The long-running rivalry between Japan and Korea has dramatically worsened in recent months. But death threats go beyond what should be permitted as free speech, Japanese conservatives insist.
Given their wildly divergent political views, it is something of a surprise that Kunio Suzuki and Yoshifu Arita agree on anything. But an issue that both men consider to be a stain on Japanese society has brought them together.
Suzuki is a right-wing adviser to the nationalist Japanese political organisation known as Issuikai. Arita is a member of the left-wing Democratic Party of Japan and serves in the Upper House of the Japanese parliament.
Both men deplore the scenes of extremists belonging to a group called Zainichi Tokken wo Yurusanai Shimin no Kai, Zaitokukai for short, and can be translated as the citizens' group that refuses to tolerate special privileges for Korean and Chinese residents of Japan, marching through Japanese cities chanting "kill, kill, kill Koreans" or waving placards stating "good Koreans, bad Koreans, still kill them all."
'Hatred and unpleasantness'
"I have been involved in the right-wing political movement here in Japan for 45 years now, ever since I was a student, and I have never before seen this degree of hatred and unpleasantness," Suzuki said in a press conference in Tokyo. "I believe that most fellow right-wingers and conservatives in Japan feel the same as me, that the things that are being said to the Korean community here are despicable," he said.
Arita agrees with that assessment, and warns that Japan is facing a turning point in its political history as it has taken "two or three steps to the right" since the election of Prime Minister Shinzo Abe in December of last year. "Since Mr. Abe came to power, Zaitokukai and other groups have drastically strengthened and escalated their activities," he said.
Making the situation worse, he said, is that television footage of the protest marches are being broadcast around the world and promoting the image of Japan as a hotbed of intolerant and racist thugs.
In one particularly notorious clip that has attracted attention in South Korea and China, a girl aged 14 addresses passers-by in the Tsuruhashi district of Osaka, saying "I can't tell you how much I despise you [Korean people] and I wish I could kill you all. You have smug faces and if you continue to have that attitude, then we will have a massacre here in Tsuruhashi.
"This is Japan and you should go back to Korea because you do not belong here," she says, watched by impassive police officers. Japan is home to an estimated 600,000 Koreans, with the vast majority the descendants of laborers brought to Japan during the years of its colonial rule of the Korean peninsula. Most still have links to South Korea; a smaller proportion swear allegiance to North Korea through Chongryon, the General Association of Korean Residents of Japan.

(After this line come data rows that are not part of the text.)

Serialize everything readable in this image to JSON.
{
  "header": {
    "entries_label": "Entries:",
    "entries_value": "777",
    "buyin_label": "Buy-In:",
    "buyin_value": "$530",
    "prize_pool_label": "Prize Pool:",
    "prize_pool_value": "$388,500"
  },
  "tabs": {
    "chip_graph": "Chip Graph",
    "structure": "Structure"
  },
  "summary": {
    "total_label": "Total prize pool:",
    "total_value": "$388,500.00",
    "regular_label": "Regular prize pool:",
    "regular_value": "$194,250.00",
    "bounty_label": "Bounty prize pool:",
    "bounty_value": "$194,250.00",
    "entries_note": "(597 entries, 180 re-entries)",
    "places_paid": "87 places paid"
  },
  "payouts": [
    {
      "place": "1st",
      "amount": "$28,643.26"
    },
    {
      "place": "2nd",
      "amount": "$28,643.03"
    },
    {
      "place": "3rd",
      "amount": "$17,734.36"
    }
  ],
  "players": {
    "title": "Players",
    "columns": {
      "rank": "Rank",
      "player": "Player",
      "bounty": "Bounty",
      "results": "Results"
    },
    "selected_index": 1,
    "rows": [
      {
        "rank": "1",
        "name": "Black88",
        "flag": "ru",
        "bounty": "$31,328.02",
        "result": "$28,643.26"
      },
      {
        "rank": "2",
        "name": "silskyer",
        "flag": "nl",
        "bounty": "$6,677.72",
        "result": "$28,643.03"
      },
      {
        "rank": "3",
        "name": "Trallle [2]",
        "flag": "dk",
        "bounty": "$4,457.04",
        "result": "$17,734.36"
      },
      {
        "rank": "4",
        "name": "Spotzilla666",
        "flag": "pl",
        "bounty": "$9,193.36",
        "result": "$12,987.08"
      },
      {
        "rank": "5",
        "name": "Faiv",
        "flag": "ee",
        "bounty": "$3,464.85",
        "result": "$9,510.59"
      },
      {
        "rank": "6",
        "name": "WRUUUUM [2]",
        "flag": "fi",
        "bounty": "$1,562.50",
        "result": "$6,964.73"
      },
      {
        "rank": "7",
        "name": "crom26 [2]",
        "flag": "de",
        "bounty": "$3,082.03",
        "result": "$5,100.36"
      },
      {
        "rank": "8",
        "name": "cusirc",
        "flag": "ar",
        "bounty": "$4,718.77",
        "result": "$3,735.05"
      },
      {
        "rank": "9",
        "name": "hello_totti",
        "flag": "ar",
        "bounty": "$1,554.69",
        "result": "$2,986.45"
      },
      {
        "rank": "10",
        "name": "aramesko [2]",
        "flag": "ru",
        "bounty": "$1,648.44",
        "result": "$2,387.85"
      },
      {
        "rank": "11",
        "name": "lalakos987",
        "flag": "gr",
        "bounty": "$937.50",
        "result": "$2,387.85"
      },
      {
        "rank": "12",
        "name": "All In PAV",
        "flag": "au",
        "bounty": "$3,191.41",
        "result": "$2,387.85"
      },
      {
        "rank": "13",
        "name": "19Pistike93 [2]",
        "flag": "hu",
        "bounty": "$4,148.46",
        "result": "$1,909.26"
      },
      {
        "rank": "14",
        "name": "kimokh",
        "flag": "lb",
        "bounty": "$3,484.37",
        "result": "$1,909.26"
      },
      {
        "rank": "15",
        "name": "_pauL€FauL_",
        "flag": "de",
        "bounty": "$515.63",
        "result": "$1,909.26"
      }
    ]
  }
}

Things began to deteriorate when South Korean President Lee Myung-bak visited the Dok-do islands in August. The two rocky islets, approximately midway between the mainlands of both Japan and South Korea, are inhabited by an elderly Korean fisherman, his wife and a unit of armed South Korean police. And while the islands are effectively controlled by Seoul, the government in Japan claims sovereignty over the territory and insists they be referred to as Takeshima.
This bilateral row inevitably reignited arguments over the two nations' shared history, with South Korean groups again raising questions about what is taught in Japanese schools about the decades of Tokyo's brutal rule over the people of the peninsula and the "comfort women."

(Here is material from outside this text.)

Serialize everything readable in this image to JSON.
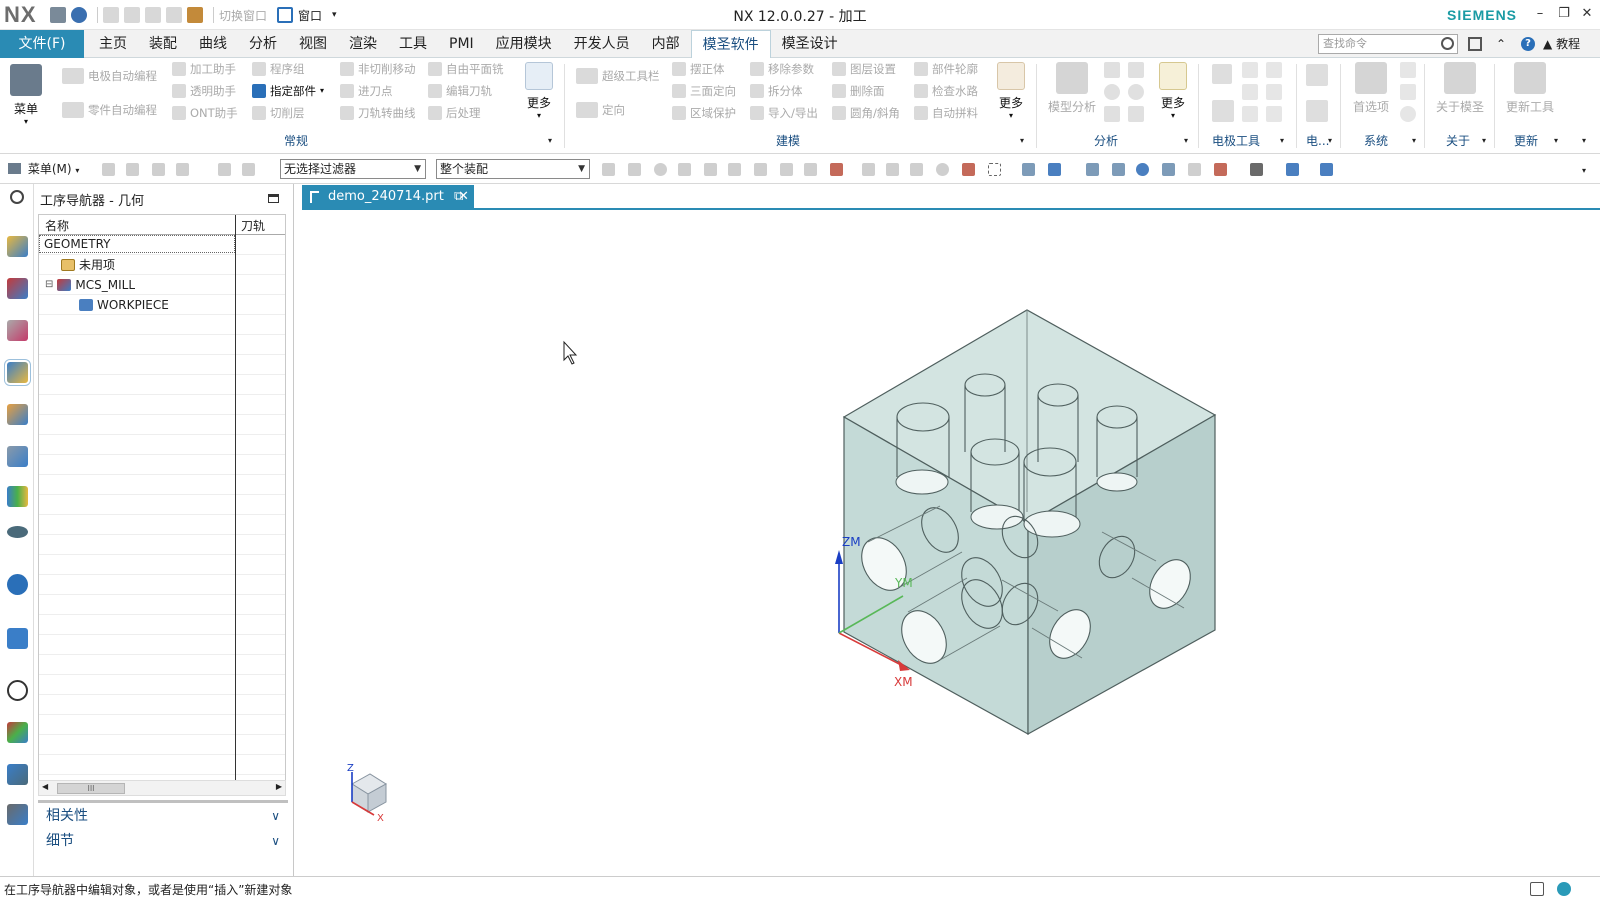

That particular flame was fanned to new heights by Toru Hashimoto, the nationalist mayor of Osaka, who in May suggested that the women that provided sex to Imperial Japan's military in the early decades of the last century were not actually forced to do so.
Zaitokukai followers claim that Korean and Chinese residents of Japan are taking advantage of the social security system to get rich and get other special breaks, including being able to conceal their true identity and nationality by taking a Japanese name as an "alias."

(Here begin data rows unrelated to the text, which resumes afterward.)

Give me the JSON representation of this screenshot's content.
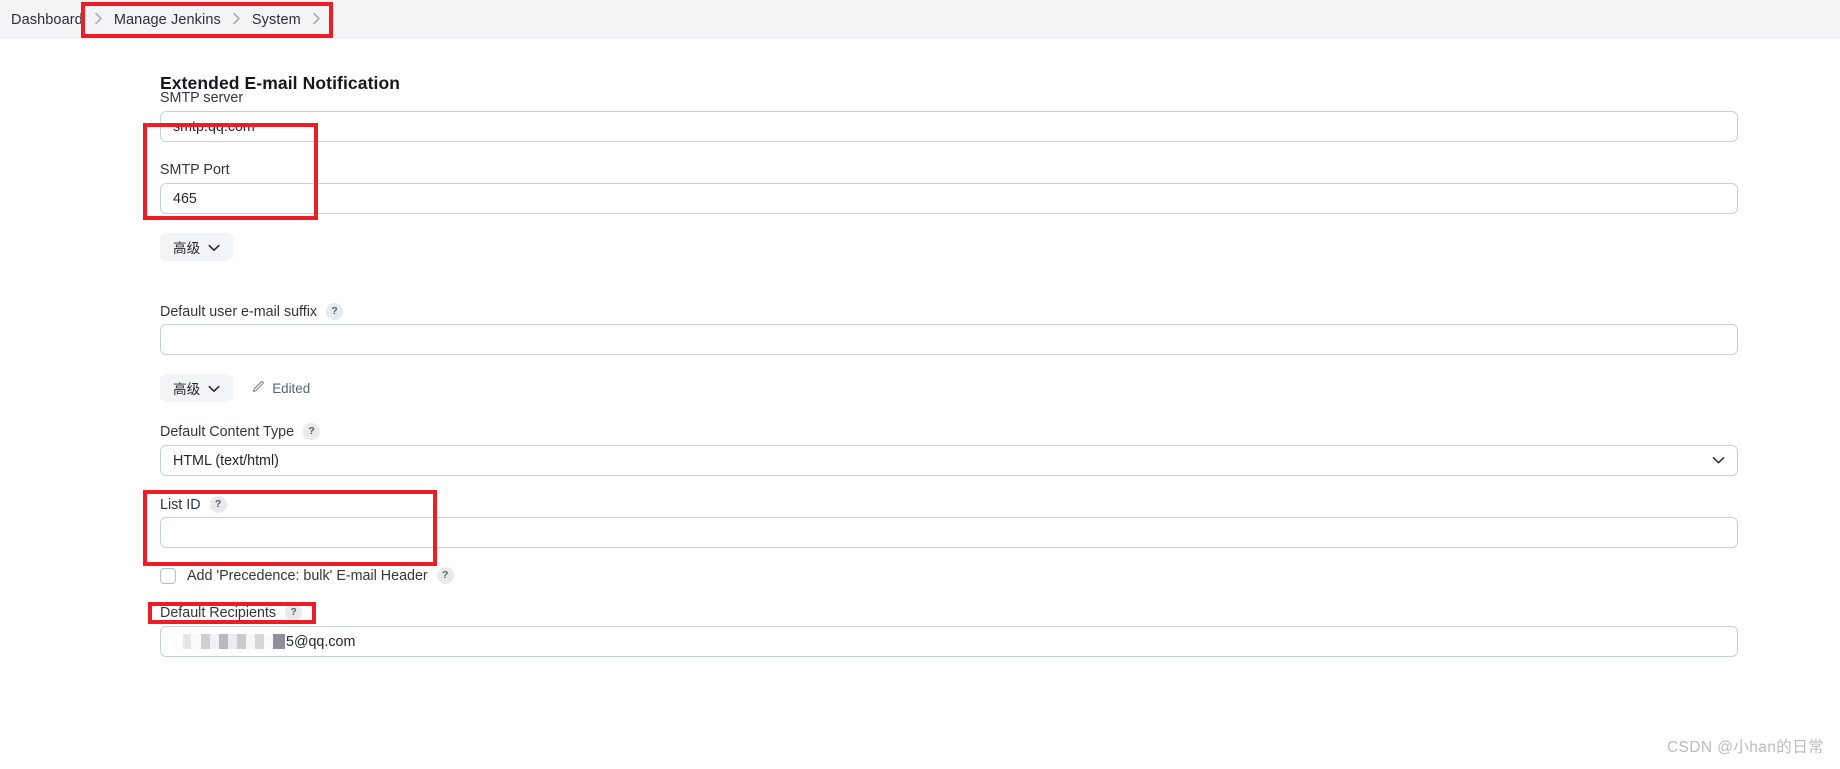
{
  "breadcrumb": {
    "items": [
      {
        "label": "Dashboard"
      },
      {
        "label": "Manage Jenkins"
      },
      {
        "label": "System"
      }
    ],
    "separator_icon": "chevron-right-icon"
  },
  "page": {
    "title": "Extended E-mail Notification"
  },
  "form": {
    "smtp_server": {
      "label": "SMTP server",
      "value": "smtp.qq.com",
      "placeholder": ""
    },
    "smtp_port": {
      "label": "SMTP Port",
      "value": "465",
      "placeholder": ""
    },
    "advanced_button_1": {
      "label": "高级",
      "icon": "chevron-down-icon"
    },
    "default_user_email_suffix": {
      "label": "Default user e-mail suffix",
      "help_icon": "help-icon",
      "value": "",
      "placeholder": ""
    },
    "advanced_button_2": {
      "label": "高级",
      "icon": "chevron-down-icon"
    },
    "edited_tag": {
      "label": "Edited",
      "icon": "pencil-icon"
    },
    "default_content_type": {
      "label": "Default Content Type",
      "help_icon": "help-icon",
      "value": "HTML (text/html)",
      "chevron_icon": "chevron-down-icon",
      "options": [
        "HTML (text/html)"
      ]
    },
    "list_id": {
      "label": "List ID",
      "help_icon": "help-icon",
      "value": "",
      "placeholder": ""
    },
    "precedence_bulk": {
      "label": "Add 'Precedence: bulk' E-mail Header",
      "help_icon": "help-icon",
      "checked": false
    },
    "default_recipients": {
      "label": "Default Recipients",
      "help_icon": "help-icon",
      "value_suffix": "5@qq.com",
      "censored": true
    }
  },
  "annotations": {
    "color": "#ee1c25",
    "boxes": [
      {
        "name": "breadcrumb-highlight"
      },
      {
        "name": "smtp-settings-highlight"
      },
      {
        "name": "default-content-type-highlight"
      },
      {
        "name": "default-recipients-highlight"
      }
    ]
  },
  "watermark": {
    "text": "CSDN @小han的日常"
  }
}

Arita says those claims, and plenty of others, are completely false but that a "mob mentality" has emerged in Japan.
"The people of Japan's middle class have fallen on hard times recently and they are taking their feelings out on foreign residents," he said. "They are full of frustration and they're targeting people who are weaker than them. "Each of these people will have a different reason for saying these things, but basically they are just dissatisfied with their own lives."
No enforcement of laws
PM Abe has expressed concern about reports of racial abuse being bandied about and claimed that it runs counter to the traditional Japanese qualities of tolerance and harmony with others, but there have been no commitments to enforcing statutes on hate speech.
Japan became a party to the International Convention on the Elimination of All Forms of Racial Discrimination as far back as 1995, but the statute has languished and has not been implemented into law.
In its report in January of this year to the Committee on the Elimination of Racial Discrimination, which comes under the convention, the Japanese delegation stated that racial discrimination is not such a serious issue in Japan that legal measures were required.
Arita and Suzuki say they aim to publicize the problem in Japanese society, but they fear that huge damage has already been done to the nation's reputation.
"These images are being shown in other countries and it fills me with grief that this is seen as the truth of the situation here in Japan now," Suzuki said. "These demonstrators are flying the Japanese flag at these marches," he added. "I feel that the Hinomaru flag is crying at being used by these people in this way."